Give back all the data exactly as it was written.
*** Opening of Source information ***
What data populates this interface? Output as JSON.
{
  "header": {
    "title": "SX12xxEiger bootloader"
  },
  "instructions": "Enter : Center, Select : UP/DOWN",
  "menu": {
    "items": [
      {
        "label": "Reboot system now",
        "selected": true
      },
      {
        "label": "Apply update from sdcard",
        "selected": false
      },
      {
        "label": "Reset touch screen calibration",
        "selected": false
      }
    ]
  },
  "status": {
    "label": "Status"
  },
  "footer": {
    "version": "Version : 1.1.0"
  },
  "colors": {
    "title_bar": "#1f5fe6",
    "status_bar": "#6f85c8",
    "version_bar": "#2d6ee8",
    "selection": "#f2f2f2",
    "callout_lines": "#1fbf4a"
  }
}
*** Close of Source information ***
** Exercise answer **
What data populates this interface? Output as JSON.
{
  "header": {
    "title": "SX12xxEiger bootloader"
  },
  "instructions": "Enter : Center, Select : UP/DOWN",
  "menu": {
    "items": [
      {
        "label": "Reboot system now",
        "selected": true
      },
      {
        "label": "Apply update from sdcard",
        "selected": false
      },
      {
        "label": "Reset touch screen calibration",
        "selected": false
      }
    ]
  },
  "status": {
    "label": "Status"
  },
  "footer": {
    "version": "Version : 1.1.0"
  },
  "colors": {
    "title_bar": "#1f5fe6",
    "status_bar": "#6f85c8",
    "version_bar": "#2d6ee8",
    "selection": "#f2f2f2",
    "callout_lines": "#1fbf4a"
  }
}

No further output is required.